The "reproducibility crisis" in biomedical research has led to questions about the scientific rigor in animal research, and thus the ethical justification of animal experiments. In research publishing in the Open Access journals PLOS Biology and PLOS ONE on December 2nd, 2016, researchers from the University of Bern have assessed scientific rigor in animal experimentation in Switzerland. The study, commissioned by the Swiss Federal Food Safety and Veterinary Office (FSVO), found widespread deficiencies in the reporting of experimental methodology.
In a first step, PhD student Lucile Vogt and postdoc Thomas Reichlin from the Division of Animal Welfare at the Vetsuisse Faculty in Bern screened all 1,277 approved applications for animal experiments in Switzerland in 2008, 2010 and 2012, as well as a random sample of 50 scientific publications resulting from studies described in the applications. The materials were assessed to determine whether seven basic methods that can help combat experimental bias were reported (including randomization, blinding, and sample size calculation). Appropriate use and understanding of these methods is a prerequisite for unbiased, scientifically valid results, says lead author Prof. Hanno Würbel, director of the Division of Animal Welfare.
As published in their PLOS Biology study, explicit evidence that these methods were used either in the applications for animal experiments or in the subsequent publications was scarce. For example, fewer than 20% of applications and publications mentioned whether a sample size calculation had been performed (8% in applications, 0% in publications), whether the animals had been assigned randomly to treatment groups (13% in applications, 17% in publications), and whether outcome assessment had been conducted blind to treatment (3% in applications, 11% in publications).
Animal experiments are authorized based on the explicit understanding that they will provide significant new knowledge and that animals will suffer no unnecessary harm. Thus, scientific rigor is a fundamental prerequisite for the ethical justification of animal experiments. Based on this study, the current practice of authorizing animal experiments appears to rest on an assumption of scientific rigor, rather than on evidence that it is applied. The authors of this study recommend more education and training in good research practice and scientific integrity for all those involved in this process.
Although the initial results found that fewer than 20 percent of applications and publications used methods to control for bias, that didn't necessarily mean that more than 80 percent of animal studies failed to include methods to combat bias, and therefore use animals for potentially inconclusive research. "It is possible that the researchers did use these methods but did not mention them in their applications and publications," says study director Hanno Würbel. "So we decided to ask the researchers."
The researchers used an online survey for all 1,891 animal researchers registered in the central online information system of the FSVO who were involved with ongoing experiments. Among other questions, researchers were asked what bias-reducing methods they normally use when conducting animal experiments and which of these they had explicitly reported in their latest scientific publication.
According to the researchers' responses, as published in their PLOS ONE study, the use of methods against bias is considerably higher than reported in the animal research applications and publications. 86% of the participants claimed to assign animals randomly to treatment groups, but only 44% answered that they had reported this in their latest publication. The same applies to the other measures, for example, for sample size calculation (69% claimed to be doing this, but only 18% say they reported it in their latest publication) and for blinded outcome assessment (47% vs. 27%).

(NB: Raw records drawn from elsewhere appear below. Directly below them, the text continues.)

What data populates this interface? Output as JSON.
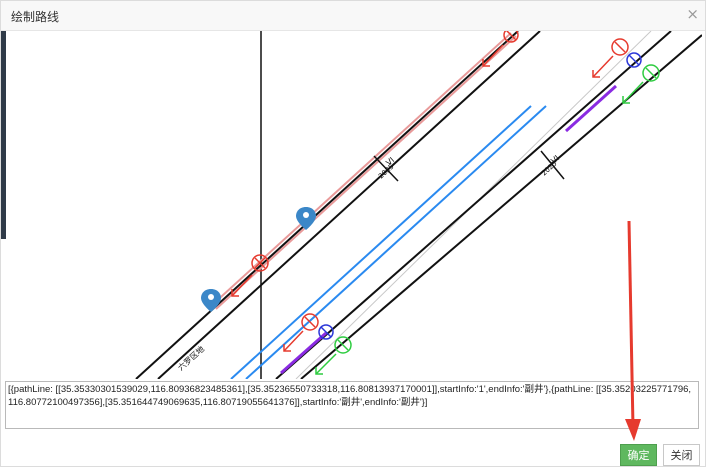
{
  "window": {
    "title": "绘制路线",
    "close_glyph": "×"
  },
  "map": {
    "road_labels": [
      "VI",
      "2025",
      "VI",
      "2025",
      "六罗区地"
    ],
    "valve_glyph": "⊗"
  },
  "path_output": {
    "value": "[{pathLine: [[35.35330301539029,116.80936823485361],[35.35236550733318,116.80813937170001]],startInfo:'1',endInfo:'副井'},{pathLine: [[35.35203225771796,116.80772100497356],[35.351644749069635,116.80719055641376]],startInfo:'副井',endInfo:'副井'}]"
  },
  "footer": {
    "confirm_label": "确定",
    "close_label": "关闭"
  },
  "colors": {
    "confirm_bg": "#5fb85f",
    "annotation_arrow": "#e63a2e",
    "route_blue": "#2a8af0",
    "marker_blue": "#3b87c8"
  }
}
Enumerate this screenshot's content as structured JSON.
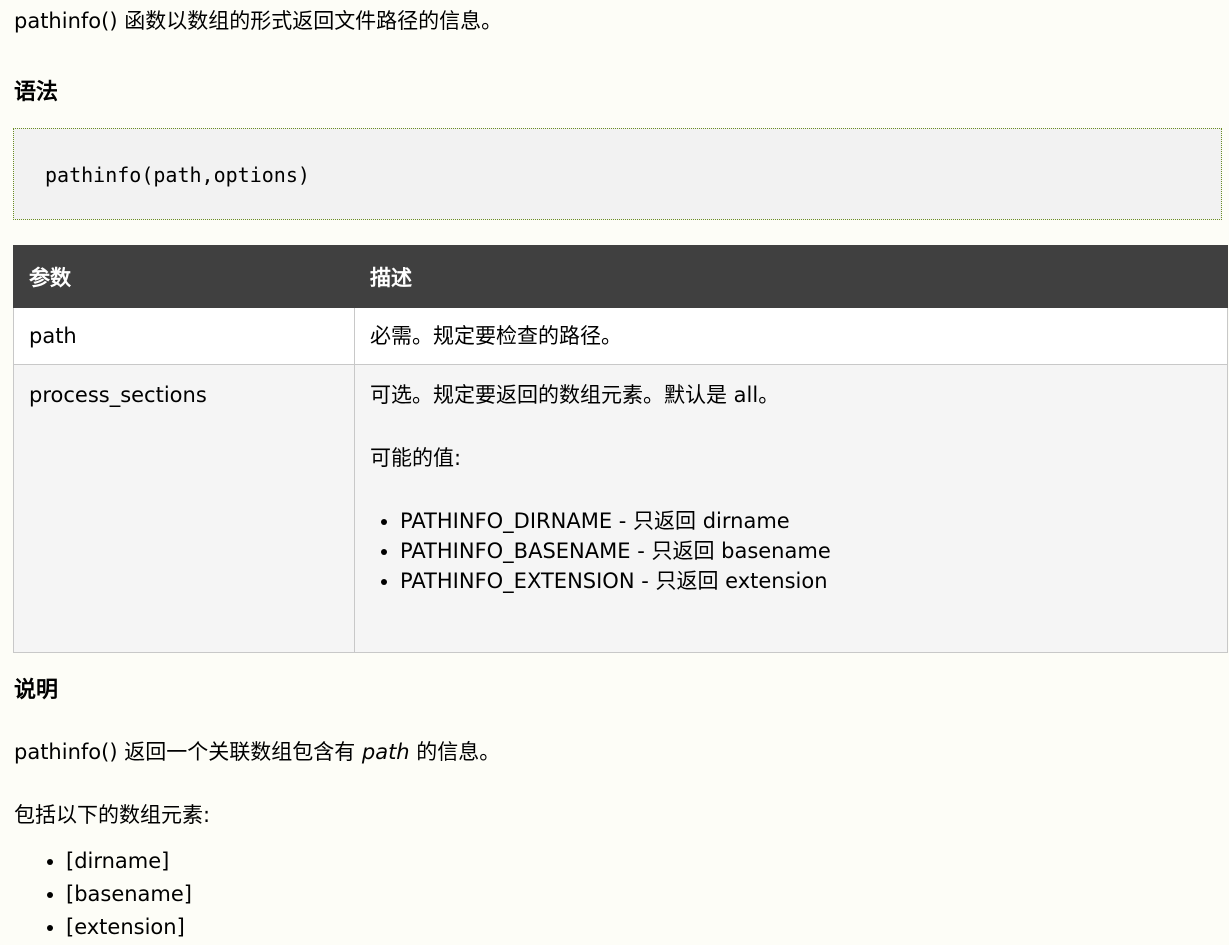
{
  "intro": "pathinfo() 函数以数组的形式返回文件路径的信息。",
  "syntax": {
    "heading": "语法",
    "code": "pathinfo(path,options)"
  },
  "params_table": {
    "headers": [
      "参数",
      "描述"
    ],
    "rows": [
      {
        "param": "path",
        "desc": "必需。规定要检查的路径。"
      },
      {
        "param": "process_sections",
        "desc": "可选。规定要返回的数组元素。默认是 all。",
        "values_label": "可能的值:",
        "values": [
          "PATHINFO_DIRNAME - 只返回 dirname",
          "PATHINFO_BASENAME - 只返回 basename",
          "PATHINFO_EXTENSION - 只返回 extension"
        ]
      }
    ]
  },
  "description": {
    "heading": "说明",
    "p1_before": "pathinfo() 返回一个关联数组包含有 ",
    "p1_em": "path",
    "p1_after": " 的信息。",
    "p2": "包括以下的数组元素:",
    "elements": [
      "[dirname]",
      "[basename]",
      "[extension]"
    ]
  }
}
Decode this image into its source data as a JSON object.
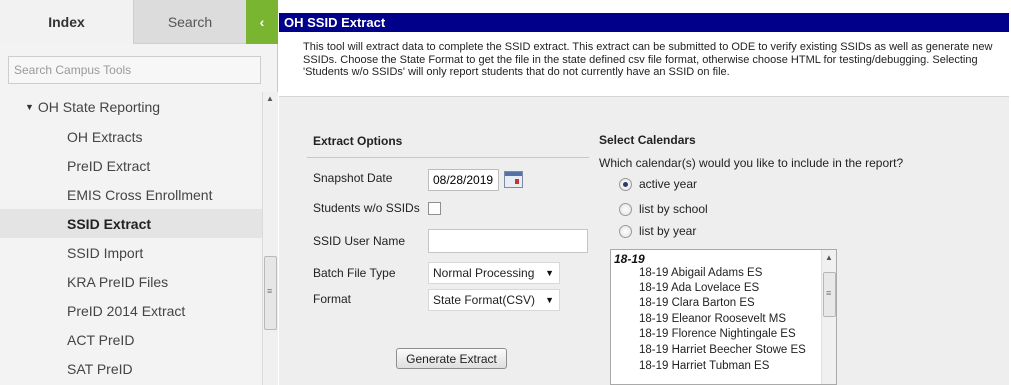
{
  "sidebar": {
    "tabs": {
      "index": "Index",
      "search": "Search",
      "collapse": "‹"
    },
    "search_placeholder": "Search Campus Tools",
    "tree": {
      "parent": "OH State Reporting",
      "items": [
        {
          "label": "OH Extracts"
        },
        {
          "label": "PreID Extract"
        },
        {
          "label": "EMIS Cross Enrollment"
        },
        {
          "label": "SSID Extract",
          "active": true
        },
        {
          "label": "SSID Import"
        },
        {
          "label": "KRA PreID Files"
        },
        {
          "label": "PreID 2014 Extract"
        },
        {
          "label": "ACT PreID"
        },
        {
          "label": "SAT PreID"
        }
      ]
    }
  },
  "main": {
    "title": "OH SSID Extract",
    "description": "This tool will extract data to complete the SSID extract. This extract can be submitted to ODE to verify existing SSIDs as well as generate new SSIDs. Choose the State Format to get the file in the state defined csv file format, otherwise choose HTML for testing/debugging. Selecting 'Students w/o SSIDs' will only report students that do not currently have an SSID on file.",
    "extract_options": {
      "heading": "Extract Options",
      "snapshot_date_label": "Snapshot Date",
      "snapshot_date_value": "08/28/2019",
      "students_wo_ssids_label": "Students w/o SSIDs",
      "students_wo_ssids_checked": false,
      "ssid_user_name_label": "SSID User Name",
      "ssid_user_name_value": "",
      "batch_file_type_label": "Batch File Type",
      "batch_file_type_value": "Normal Processing",
      "format_label": "Format",
      "format_value": "State Format(CSV)",
      "generate_button": "Generate Extract"
    },
    "calendars": {
      "heading": "Select Calendars",
      "question": "Which calendar(s) would you like to include in the report?",
      "options": [
        {
          "label": "active year",
          "selected": true
        },
        {
          "label": "list by school",
          "selected": false
        },
        {
          "label": "list by year",
          "selected": false
        }
      ],
      "group": "18-19",
      "items": [
        "18-19 Abigail Adams ES",
        "18-19 Ada Lovelace ES",
        "18-19 Clara Barton ES",
        "18-19 Eleanor Roosevelt MS",
        "18-19 Florence Nightingale ES",
        "18-19 Harriet Beecher Stowe ES",
        "18-19 Harriet Tubman ES"
      ]
    }
  },
  "colors": {
    "title_bar": "#00008b",
    "collapse_button": "#7ab531",
    "selected_nav": "#e4e4e4"
  }
}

Taken together, the researchers draw two conclusions from these results: on the one hand, reporting in animal research applications or publications may underestimate the use of bias-reducing methods. On the other hand, the researchers may overestimate their use of appropriate methods. "We found considerably fewer publications with explicit evidence of the use of measures against risks of bias than claimed by the researchers", says Würbel. For example, 44% of the participants claimed to have reported randomization in their latest publication, but Würbel's team found evidence of randomization in only 17% of publications.